◆ YOUR GOAL
Among the entries below, which lines run from the line with "Decode this image" through the line with "Parse this screenshot: output"? Retype those, both ends included, exactly and without pictures.

Segment Start: DATASET RECORDS

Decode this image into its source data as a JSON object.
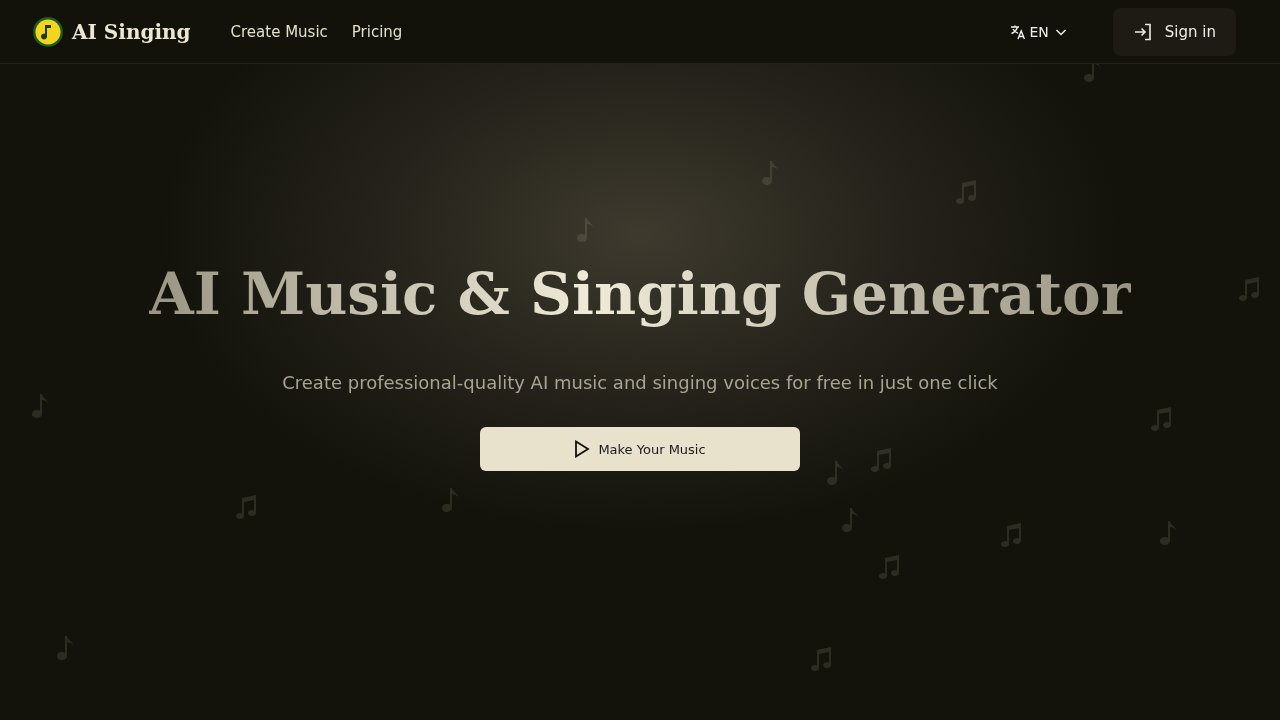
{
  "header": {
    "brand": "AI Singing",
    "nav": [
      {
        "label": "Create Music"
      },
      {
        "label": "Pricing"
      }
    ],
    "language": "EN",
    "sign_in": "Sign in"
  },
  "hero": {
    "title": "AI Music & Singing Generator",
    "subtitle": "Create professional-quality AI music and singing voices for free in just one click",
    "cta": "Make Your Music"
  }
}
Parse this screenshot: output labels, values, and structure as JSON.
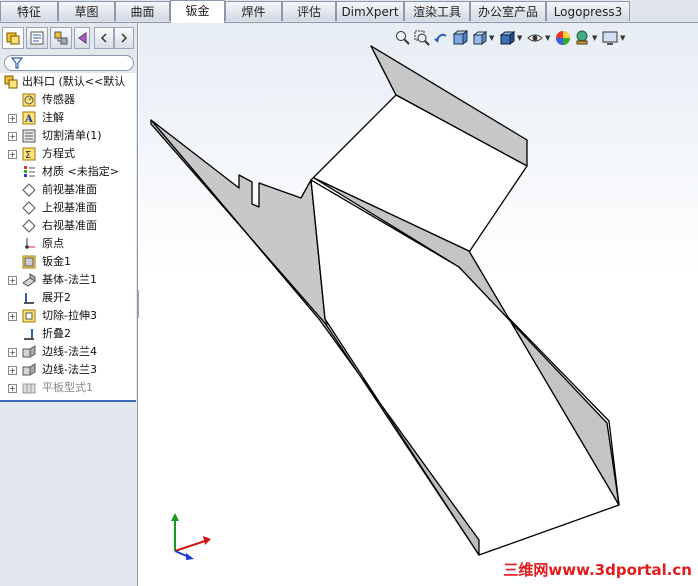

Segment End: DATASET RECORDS
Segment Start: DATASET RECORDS

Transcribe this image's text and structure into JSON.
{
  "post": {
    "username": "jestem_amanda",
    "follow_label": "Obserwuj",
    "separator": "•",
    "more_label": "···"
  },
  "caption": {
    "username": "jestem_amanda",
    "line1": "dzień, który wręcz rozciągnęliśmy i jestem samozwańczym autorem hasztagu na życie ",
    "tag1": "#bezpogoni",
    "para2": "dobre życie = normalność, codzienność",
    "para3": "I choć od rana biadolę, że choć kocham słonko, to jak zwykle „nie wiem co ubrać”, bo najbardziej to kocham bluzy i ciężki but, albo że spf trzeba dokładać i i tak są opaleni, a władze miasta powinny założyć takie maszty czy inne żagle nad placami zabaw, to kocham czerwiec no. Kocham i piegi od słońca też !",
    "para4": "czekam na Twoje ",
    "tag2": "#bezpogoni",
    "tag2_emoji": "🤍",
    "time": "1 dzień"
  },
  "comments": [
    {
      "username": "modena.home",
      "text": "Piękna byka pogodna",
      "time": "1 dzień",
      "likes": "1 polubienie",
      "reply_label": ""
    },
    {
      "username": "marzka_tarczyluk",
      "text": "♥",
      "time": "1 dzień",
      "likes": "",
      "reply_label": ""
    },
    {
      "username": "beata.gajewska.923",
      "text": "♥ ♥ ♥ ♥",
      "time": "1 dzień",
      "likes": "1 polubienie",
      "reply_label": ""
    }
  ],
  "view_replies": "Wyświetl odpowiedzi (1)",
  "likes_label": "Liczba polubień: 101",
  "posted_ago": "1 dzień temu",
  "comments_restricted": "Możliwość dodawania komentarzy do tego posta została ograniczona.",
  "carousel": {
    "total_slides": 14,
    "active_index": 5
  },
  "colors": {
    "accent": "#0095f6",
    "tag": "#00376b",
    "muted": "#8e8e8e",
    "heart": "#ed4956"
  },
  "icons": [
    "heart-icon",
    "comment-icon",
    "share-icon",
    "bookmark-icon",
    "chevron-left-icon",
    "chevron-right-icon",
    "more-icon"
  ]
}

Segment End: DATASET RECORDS
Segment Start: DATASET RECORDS

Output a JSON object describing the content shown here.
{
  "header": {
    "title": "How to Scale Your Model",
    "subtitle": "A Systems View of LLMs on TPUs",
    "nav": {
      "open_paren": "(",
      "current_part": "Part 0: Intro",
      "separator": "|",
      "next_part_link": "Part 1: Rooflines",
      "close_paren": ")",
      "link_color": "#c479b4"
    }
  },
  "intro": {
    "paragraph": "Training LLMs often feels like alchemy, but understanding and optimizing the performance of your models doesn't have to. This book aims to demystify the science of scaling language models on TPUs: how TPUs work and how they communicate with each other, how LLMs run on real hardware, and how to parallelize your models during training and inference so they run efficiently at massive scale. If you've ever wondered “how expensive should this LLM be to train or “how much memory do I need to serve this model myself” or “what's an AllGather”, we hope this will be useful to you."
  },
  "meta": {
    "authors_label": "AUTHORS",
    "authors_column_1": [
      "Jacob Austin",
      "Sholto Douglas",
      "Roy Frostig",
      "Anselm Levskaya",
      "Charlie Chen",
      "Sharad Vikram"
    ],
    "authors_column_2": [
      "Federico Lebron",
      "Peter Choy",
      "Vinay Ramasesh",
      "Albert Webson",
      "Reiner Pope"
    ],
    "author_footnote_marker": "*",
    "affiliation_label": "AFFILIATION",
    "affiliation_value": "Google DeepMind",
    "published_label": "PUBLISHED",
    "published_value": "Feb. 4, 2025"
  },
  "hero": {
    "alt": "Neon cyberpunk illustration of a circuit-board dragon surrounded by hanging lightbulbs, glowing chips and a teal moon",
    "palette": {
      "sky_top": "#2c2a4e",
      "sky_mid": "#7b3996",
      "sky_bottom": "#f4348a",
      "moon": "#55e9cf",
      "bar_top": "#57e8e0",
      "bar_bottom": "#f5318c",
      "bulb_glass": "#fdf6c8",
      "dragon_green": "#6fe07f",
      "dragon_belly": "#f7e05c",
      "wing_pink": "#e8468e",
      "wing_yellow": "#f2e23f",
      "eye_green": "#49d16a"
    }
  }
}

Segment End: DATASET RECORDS

◆ YOUR SOLUTION
Decode this image into its source data as a JSON object.
{
  "header": {
    "brand": "AI Singing",
    "nav": [
      {
        "label": "Create Music"
      },
      {
        "label": "Pricing"
      }
    ],
    "language": "EN",
    "sign_in": "Sign in"
  },
  "hero": {
    "title": "AI Music & Singing Generator",
    "subtitle": "Create professional-quality AI music and singing voices for free in just one click",
    "cta": "Make Your Music"
  }
}
Parse this screenshot: output labels, values, and structure as JSON.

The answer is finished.